Different Types Of Stitches Used In Chikankari
- Tepchi: This is one of the simplest form of designing a Chikankari dress. It’s a linear, long running or darning stitch on a fabric. Six strands on the right side of the ground fabric taken over four threads and one of them is picked up. This particular style is mostly chosen to outline the design motif.
- Bakhiya: This type of stitch is known for its double back and shadow work. It’s mostly done from the wrong side of the fabric and the actual design on the front end is rendered in herringbone style. The shadow of the thread is seen on the cloth from the right side. In industry, it is also known as “Ulti” and “Seedhi” Bakhiya.
- Hool: This one is a fine detached eyelet stitch. It is made with the help of six threads and forms the heart of the flower. A hole is very delicately punched into the fabric and the threads are then separated from each other. It is then held by miniscule stitches all around with a single thread on the right side of the fabric.
- Zanzeera: This is a very small delicately handcrafted chain stitch worked with one thread being on the right side of the fabric. It’s is mostly used for enhancing the outline of a shape like flower or a petal once basic outlines have already been made.

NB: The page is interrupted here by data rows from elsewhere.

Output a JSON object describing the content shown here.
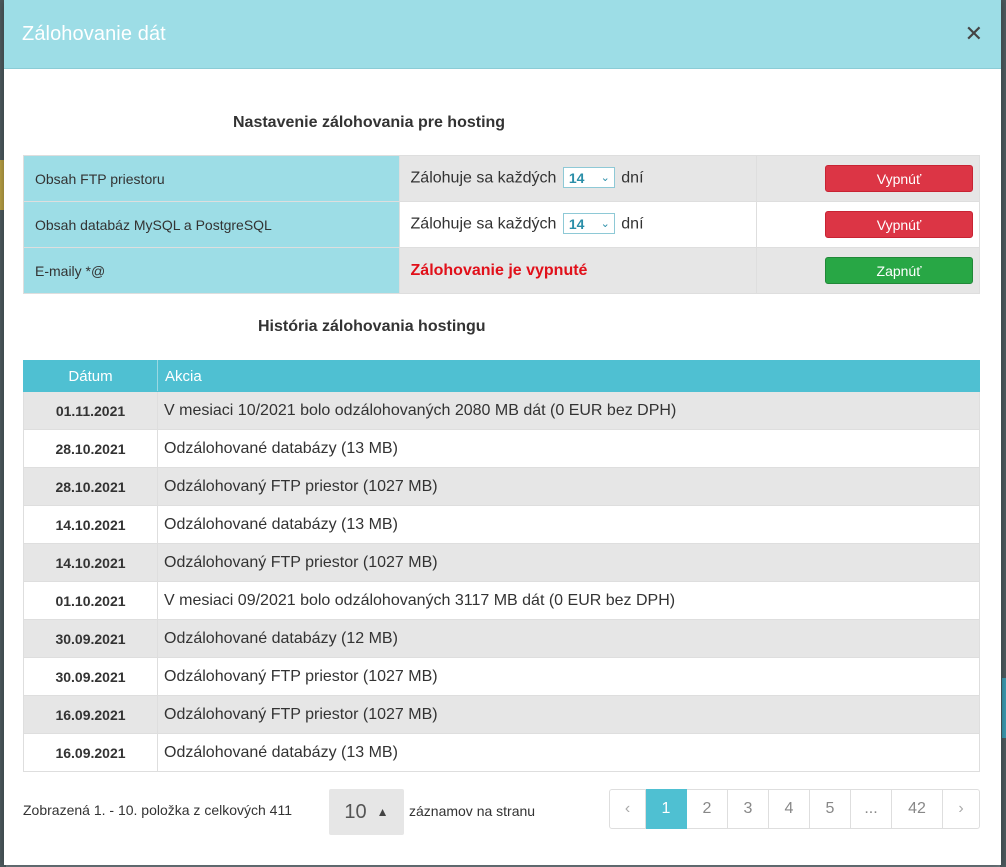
{
  "modal": {
    "title": "Zálohovanie dát",
    "close_icon": "close-icon"
  },
  "settings": {
    "title": "Nastavenie zálohovania pre hosting",
    "rows": [
      {
        "label": "Obsah FTP priestoru",
        "prefix": "Zálohuje sa každých",
        "days": "14",
        "suffix": "dní",
        "button": "Vypnúť",
        "button_color": "#dc3545"
      },
      {
        "label": "Obsah databáz MySQL a PostgreSQL",
        "prefix": "Zálohuje sa každých",
        "days": "14",
        "suffix": "dní",
        "button": "Vypnúť",
        "button_color": "#dc3545"
      },
      {
        "label": "E-maily *@",
        "status": "Zálohovanie je vypnuté",
        "button": "Zapnúť",
        "button_color": "#28a745"
      }
    ]
  },
  "history": {
    "title": "História zálohovania hostingu",
    "columns": [
      "Dátum",
      "Akcia"
    ],
    "rows": [
      {
        "date": "01.11.2021",
        "action": "V mesiaci 10/2021 bolo odzálohovaných 2080 MB dát (0 EUR bez DPH)"
      },
      {
        "date": "28.10.2021",
        "action": "Odzálohované databázy (13 MB)"
      },
      {
        "date": "28.10.2021",
        "action": "Odzálohovaný FTP priestor (1027 MB)"
      },
      {
        "date": "14.10.2021",
        "action": "Odzálohované databázy (13 MB)"
      },
      {
        "date": "14.10.2021",
        "action": "Odzálohovaný FTP priestor (1027 MB)"
      },
      {
        "date": "01.10.2021",
        "action": "V mesiaci 09/2021 bolo odzálohovaných 3117 MB dát (0 EUR bez DPH)"
      },
      {
        "date": "30.09.2021",
        "action": "Odzálohované databázy (12 MB)"
      },
      {
        "date": "30.09.2021",
        "action": "Odzálohovaný FTP priestor (1027 MB)"
      },
      {
        "date": "16.09.2021",
        "action": "Odzálohovaný FTP priestor (1027 MB)"
      },
      {
        "date": "16.09.2021",
        "action": "Odzálohované databázy (13 MB)"
      }
    ]
  },
  "footer": {
    "summary": "Zobrazená 1. - 10. položka z celkových 411",
    "per_page": "10",
    "per_page_label": "záznamov na stranu",
    "pages": [
      "‹",
      "1",
      "2",
      "3",
      "4",
      "5",
      "...",
      "42",
      "›"
    ],
    "active_page": "1",
    "accent": "#4fc0d2"
  }
}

- Rahet: An offshoot of the Bakhiya stitch, it is rarely used in its simplest form. Popularly known as “Dohra Bakhiya”, it forms a solid line of back stitch on the right side of the fabric. Mostly used to create outline stitches.
- Banarsi: A form of twisted stitch which is done with six threads on the right side of the fabric. Working on the right side and at an interval of 5 threads, a small stitch is taken over about two threads vertically. The needle is again reinserted at the half way mark just below the horizontal stitch and is taken out about two threads vertically on the right hand side just above the preceding stitch.
- Khatau: Just like Rahet, Khatau is also an offshoot of Bakhiya. The most noticeable difference is that it is finer and is a form of appliqué. The design is mostly prepared on a calico which is a plain woven unbleached textile and often not fully processes cotton.
- Phanda: This is one of the most commonly used and amongst the well known stitches along with Murri. It’s mostly used in making the center of the flowers in simple Chikankari design motifs. The basic difference between a Phanda and Murri is that Murri is a rice shaped design while a Phanda is millet shaped.
- Jali: These stitches require great level of meticulous expertise. The beauty of this design is that the threads are never drawn through the fabric making the back of the fabric as impeccable as the front. The threads are very carefully drawn apart and very small buttonhole stitches are inserted into the cloth.
- Turpai and Darzdari: These two types of stitches are integral part of Chikankari. Turpai is recognised by think thread design while Darzdari comes in various forms like “Singbhada Darz”, “kohidarz”, Kamal darz”, “Shankarpara Darz” etc.
- There are many other types of Chikankari stitches which are: Banjkali, Makra, Kauri, Sazi, Karan, Kapkapi, Madrazi, Bulbul-Chasm, Taj Mahal, Chanapatti, Keel Kangan, Sidhaul etc.
Chikankari over the years has seen a paradigm shift in innovation and experimentation done with different types of fabrics. This handicraft art has seen various stages of transformations but it remains rooted in its city of origin, Lucknow. This is where we are established “M/S Chikankaari”. We are proud to be born in Lucknow and feel grateful to the heritage of the city of Nawabs. We understand the refinement in taste of the ever changing lucknawi Chikan market and adapt accordingly. We really hope that you like our products and we are thankful to you for giving us an opportunity to serve you and making you look elegant and beautiful.